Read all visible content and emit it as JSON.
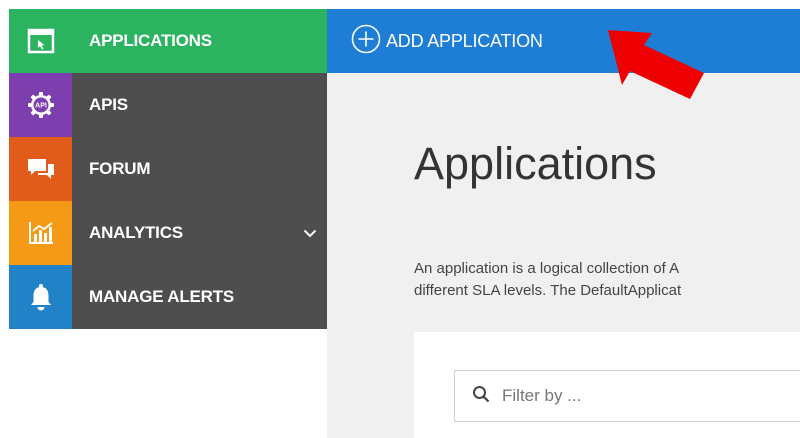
{
  "sidebar": {
    "items": [
      {
        "label": "APPLICATIONS",
        "icon": "application-window-icon",
        "icon_bg": "#2bb35f",
        "active": true
      },
      {
        "label": "APIS",
        "icon": "api-gear-icon",
        "icon_bg": "#7e3fae",
        "active": false
      },
      {
        "label": "FORUM",
        "icon": "chat-bubbles-icon",
        "icon_bg": "#e15b1a",
        "active": false
      },
      {
        "label": "ANALYTICS",
        "icon": "analytics-chart-icon",
        "icon_bg": "#f59a16",
        "active": false,
        "has_chevron": true
      },
      {
        "label": "MANAGE ALERTS",
        "icon": "bell-icon",
        "icon_bg": "#2182c8",
        "active": false
      }
    ]
  },
  "topbar": {
    "add_label": "ADD APPLICATION",
    "bg": "#1e7ed6"
  },
  "main": {
    "title": "Applications",
    "description_line1": "An application is a logical collection of A",
    "description_line2": "different SLA levels. The DefaultApplicat",
    "filter_placeholder": "Filter by ..."
  },
  "colors": {
    "sidebar_bg": "#4e4e4e",
    "active_bg": "#2bb35f",
    "annotation_arrow": "#ee0000"
  }
}
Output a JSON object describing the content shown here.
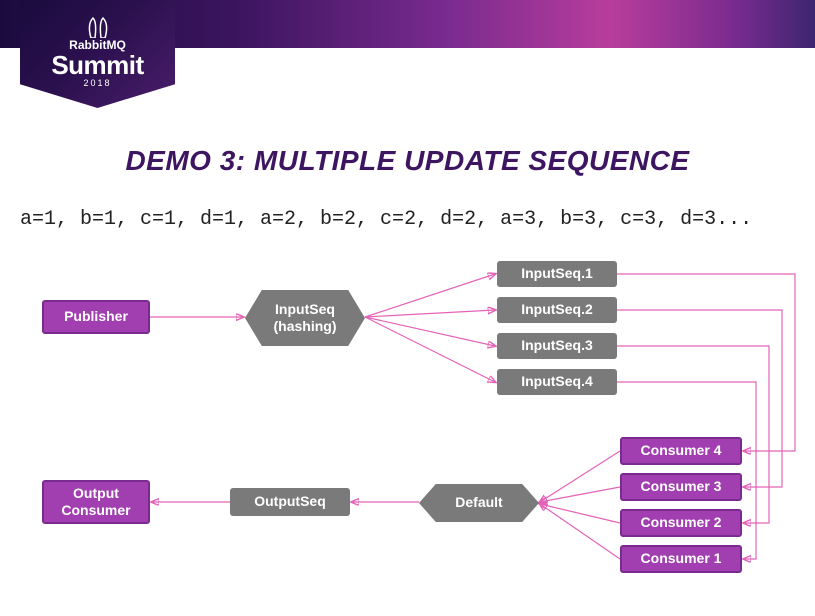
{
  "logo": {
    "brand": "RabbitMQ",
    "summit": "Summit",
    "year": "2018"
  },
  "title": "DEMO 3: MULTIPLE UPDATE SEQUENCE",
  "sequence_text": "a=1, b=1, c=1, d=1, a=2, b=2, c=2, d=2, a=3, b=3, c=3, d=3...",
  "nodes": {
    "publisher": "Publisher",
    "input_hash": "InputSeq\n(hashing)",
    "inputseq1": "InputSeq.1",
    "inputseq2": "InputSeq.2",
    "inputseq3": "InputSeq.3",
    "inputseq4": "InputSeq.4",
    "output_consumer": "Output\nConsumer",
    "outputseq": "OutputSeq",
    "default": "Default",
    "consumer1": "Consumer 1",
    "consumer2": "Consumer 2",
    "consumer3": "Consumer 3",
    "consumer4": "Consumer 4"
  },
  "colors": {
    "purple_fill": "#a23fb0",
    "purple_border": "#7a2b8f",
    "gray_fill": "#7a7a7a",
    "arrow": "#e463b8",
    "title": "#3d1560"
  },
  "edges": [
    {
      "from": "publisher",
      "to": "input_hash"
    },
    {
      "from": "input_hash",
      "to": "inputseq1"
    },
    {
      "from": "input_hash",
      "to": "inputseq2"
    },
    {
      "from": "input_hash",
      "to": "inputseq3"
    },
    {
      "from": "input_hash",
      "to": "inputseq4"
    },
    {
      "from": "inputseq1",
      "to": "consumer4"
    },
    {
      "from": "inputseq2",
      "to": "consumer3"
    },
    {
      "from": "inputseq3",
      "to": "consumer2"
    },
    {
      "from": "inputseq4",
      "to": "consumer1"
    },
    {
      "from": "consumer4",
      "to": "default"
    },
    {
      "from": "consumer3",
      "to": "default"
    },
    {
      "from": "consumer2",
      "to": "default"
    },
    {
      "from": "consumer1",
      "to": "default"
    },
    {
      "from": "default",
      "to": "outputseq"
    },
    {
      "from": "outputseq",
      "to": "output_consumer"
    }
  ]
}
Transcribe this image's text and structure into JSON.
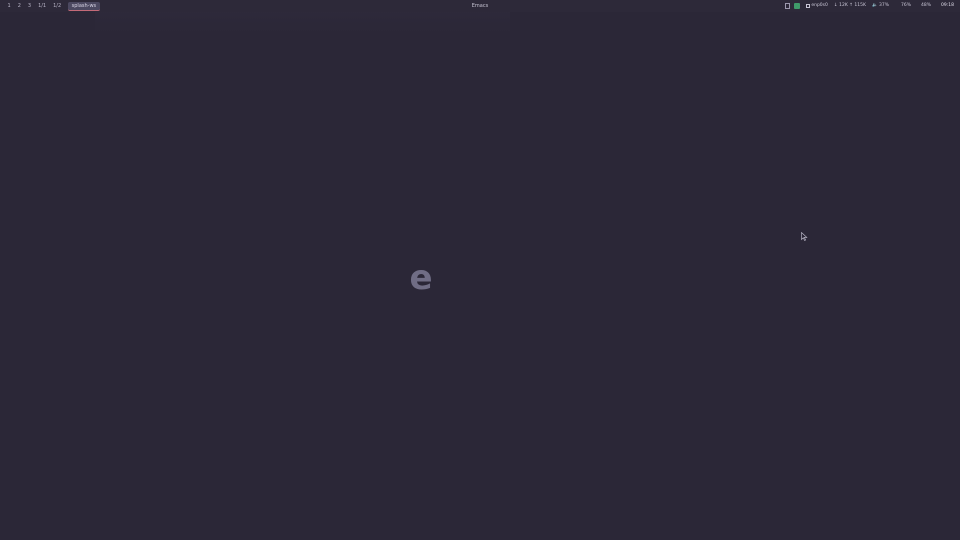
{
  "topbar": {
    "workspaces": [
      "1",
      "2",
      "3",
      "1/1",
      "1/2",
      "splash-ws"
    ],
    "active_workspace_index": 5,
    "window_title": "Emacs",
    "status": {
      "network_label": "enp0s0",
      "speed": "↓ 12K ↑ 115K",
      "volume": "🔈 37%",
      "cpu": "76%",
      "mem": "48%",
      "clock": "09:18"
    }
  },
  "splash": {
    "glyph": "e"
  },
  "colors": {
    "background": "#2b2737",
    "bar": "#2d2939",
    "accent": "#c46a78",
    "tray_green": "#3f9a6a"
  }
}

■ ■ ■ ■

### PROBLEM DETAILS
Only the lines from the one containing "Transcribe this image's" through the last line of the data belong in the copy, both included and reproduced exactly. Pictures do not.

### TASK RESPONSE
Transcribe this image's text and structure into JSON.
{
  "topbar": {
    "workspaces": [
      "1",
      "2",
      "3",
      "1/1",
      "1/2",
      "splash-ws"
    ],
    "active_workspace_index": 5,
    "window_title": "Emacs",
    "status": {
      "network_label": "enp0s0",
      "speed": "↓ 12K ↑ 115K",
      "volume": "🔈 37%",
      "cpu": "76%",
      "mem": "48%",
      "clock": "09:18"
    }
  },
  "splash": {
    "glyph": "e"
  },
  "colors": {
    "background": "#2b2737",
    "bar": "#2d2939",
    "accent": "#c46a78",
    "tray_green": "#3f9a6a"
  }
}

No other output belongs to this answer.